MY favourite TripAdvisor review, for a really appalling hotel, said its best feature was the car park. And that was written by the manager.
Well no, it wasn’t. But it could have been, because it turns out – shock, horror – that by one professional estimate, up to 40 per cent of all online reviews are fake.
There’s even a new word for it: astroturfing, or ‘the deceptive practice of presenting an orchestrated marketing or public relations campaign in the guise of unsolicited comments from members of the public.’ In simpler words: ‘Will lie for cash.’
A recent trawl by an American consultancy unearthed 650 reviewers who had posted 40,000 fake reviews involving up to 6,000 businesses. Produce a new product or service and just over €4 buys you a good review.
In the early days you could pretty much count on a review being genuine. So much so that when a couple logged a terrible review of Blackpool’s Broadway Hotel (‘a rotten stinking hovel’), the hotelier was deluged by bad publicity after adding a £100 (€112) fine to their bill for reputational damage.
Now tens of thousands of more flattering hotel and restaurant reviews are written by the owners themselves. Amazon is struggling under a deluge of fake reviews and has launched more than a thousand rearguard legal actions.
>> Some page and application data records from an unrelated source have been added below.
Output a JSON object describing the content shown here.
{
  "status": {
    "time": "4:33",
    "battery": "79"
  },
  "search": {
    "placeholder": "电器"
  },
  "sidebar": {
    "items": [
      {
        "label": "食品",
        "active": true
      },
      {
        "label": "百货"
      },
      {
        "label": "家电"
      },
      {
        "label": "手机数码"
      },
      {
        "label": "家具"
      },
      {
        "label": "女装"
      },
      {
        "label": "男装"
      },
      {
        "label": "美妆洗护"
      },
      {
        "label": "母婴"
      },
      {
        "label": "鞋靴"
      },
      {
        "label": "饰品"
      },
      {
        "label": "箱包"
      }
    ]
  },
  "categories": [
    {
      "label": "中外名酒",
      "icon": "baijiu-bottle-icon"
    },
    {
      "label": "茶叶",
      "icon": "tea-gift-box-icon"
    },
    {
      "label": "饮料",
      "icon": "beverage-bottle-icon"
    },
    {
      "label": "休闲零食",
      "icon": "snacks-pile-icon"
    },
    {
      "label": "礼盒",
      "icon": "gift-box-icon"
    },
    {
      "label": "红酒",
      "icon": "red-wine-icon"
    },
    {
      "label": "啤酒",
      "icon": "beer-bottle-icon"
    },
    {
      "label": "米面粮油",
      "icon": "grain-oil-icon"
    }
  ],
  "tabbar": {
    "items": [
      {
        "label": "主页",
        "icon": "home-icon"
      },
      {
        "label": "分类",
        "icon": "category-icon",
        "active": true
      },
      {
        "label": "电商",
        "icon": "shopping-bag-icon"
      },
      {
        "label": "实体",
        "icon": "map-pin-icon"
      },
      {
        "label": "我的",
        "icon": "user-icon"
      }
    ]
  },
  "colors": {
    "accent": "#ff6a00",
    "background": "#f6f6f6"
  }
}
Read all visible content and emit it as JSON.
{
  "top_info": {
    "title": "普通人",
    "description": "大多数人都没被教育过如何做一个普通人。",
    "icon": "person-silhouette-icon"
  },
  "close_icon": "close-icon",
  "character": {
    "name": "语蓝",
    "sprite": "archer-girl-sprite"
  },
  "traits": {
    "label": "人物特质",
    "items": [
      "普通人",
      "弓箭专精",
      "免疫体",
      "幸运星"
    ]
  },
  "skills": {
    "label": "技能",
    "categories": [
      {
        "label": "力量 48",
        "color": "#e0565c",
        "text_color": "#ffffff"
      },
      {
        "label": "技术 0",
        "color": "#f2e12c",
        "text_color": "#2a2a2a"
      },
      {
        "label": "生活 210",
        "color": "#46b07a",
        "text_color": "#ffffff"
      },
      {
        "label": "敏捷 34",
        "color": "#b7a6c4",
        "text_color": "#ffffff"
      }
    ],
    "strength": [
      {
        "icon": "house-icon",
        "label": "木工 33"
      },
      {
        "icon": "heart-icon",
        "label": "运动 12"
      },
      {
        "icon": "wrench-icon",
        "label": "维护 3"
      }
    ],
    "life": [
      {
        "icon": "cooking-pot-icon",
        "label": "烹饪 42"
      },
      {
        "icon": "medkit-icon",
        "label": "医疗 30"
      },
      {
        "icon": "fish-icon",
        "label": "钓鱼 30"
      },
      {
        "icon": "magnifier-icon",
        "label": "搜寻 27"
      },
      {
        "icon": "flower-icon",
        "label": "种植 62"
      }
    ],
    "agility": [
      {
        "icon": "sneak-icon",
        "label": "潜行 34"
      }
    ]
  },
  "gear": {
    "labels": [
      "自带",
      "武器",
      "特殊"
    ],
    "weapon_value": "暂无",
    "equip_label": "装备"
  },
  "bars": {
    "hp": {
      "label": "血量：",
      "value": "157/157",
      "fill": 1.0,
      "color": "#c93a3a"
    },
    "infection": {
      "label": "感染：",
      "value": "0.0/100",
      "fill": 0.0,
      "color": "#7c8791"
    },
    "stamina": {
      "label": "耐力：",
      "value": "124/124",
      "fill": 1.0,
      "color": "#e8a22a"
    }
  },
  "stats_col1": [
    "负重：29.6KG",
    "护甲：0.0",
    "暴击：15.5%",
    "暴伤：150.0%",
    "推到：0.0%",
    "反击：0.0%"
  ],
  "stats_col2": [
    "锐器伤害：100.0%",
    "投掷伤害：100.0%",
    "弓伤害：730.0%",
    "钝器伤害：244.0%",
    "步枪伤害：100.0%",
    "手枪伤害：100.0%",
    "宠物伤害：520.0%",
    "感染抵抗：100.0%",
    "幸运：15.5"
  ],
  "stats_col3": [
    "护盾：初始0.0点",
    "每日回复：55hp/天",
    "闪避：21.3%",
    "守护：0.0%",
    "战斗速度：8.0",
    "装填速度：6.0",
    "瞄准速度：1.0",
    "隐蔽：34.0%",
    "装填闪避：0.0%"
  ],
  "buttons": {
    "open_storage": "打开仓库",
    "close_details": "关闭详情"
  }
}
The reviews may be fake, but in another twist to the tale the reviewers themselves often aren’t. Companies increasingly pay (okay, bribe) real customers to write good reviews, giving them products, perks and discounts.
Why should it matter to the rest of us? Because the stakes are so high: online, 70 per cent of customers read reviews before buying.
Any number of websites offer tips beyond the ability of most of us to perform, to discover whether a review might be real or a rip-off. Google, Amazon and others put their faith in algorithms and Artificial Intelligence to sniff out patterns, serial reviewers and obvious inconsistencies like a whole rash of great reviews coming out just as a product hits the warehouses.
But until someone creates that digital magic bullet, all the rest of us can do is sample as many reviews as we can to glean what might or might not be a realistic assessment of the product or service under review, take away the review you first thought of, and hope.
Things were so much simpler when a journalist friend managed to sink a truly awful movie about an elephant almost single-handed in his home town. All he wrote was: ‘They say elephants never forget. Let us hope they forgive.’
Fake vs funny
One thing fake reviews don’t do is ‘funny.’ Little could match this real review of a Kim Kardashian book: ‘It’s a little uncomfortable, but it doesn’t leave pieces behind when you wipe, like other toilet paper brands.’
Would you stay where ‘The owner kept trying to sell me the hotel?’
From a ‘dissatisfied’ buyer: ‘I measured the TV and it was actually 104.6 inches not 105 so I returned it.’
An Amazon grocery review for Tuscan Whole Milk: ‘Has anyone else tried pouring this stuff over dry cereal? A-W-E-S-O-M-E!’
Or one I confess to writing myself after visiting the lost city of Petra in Jordan: ‘The tourist brochure says you approach the ruins, becoming more beautiful the further you go. Well I did, and I didn’t.’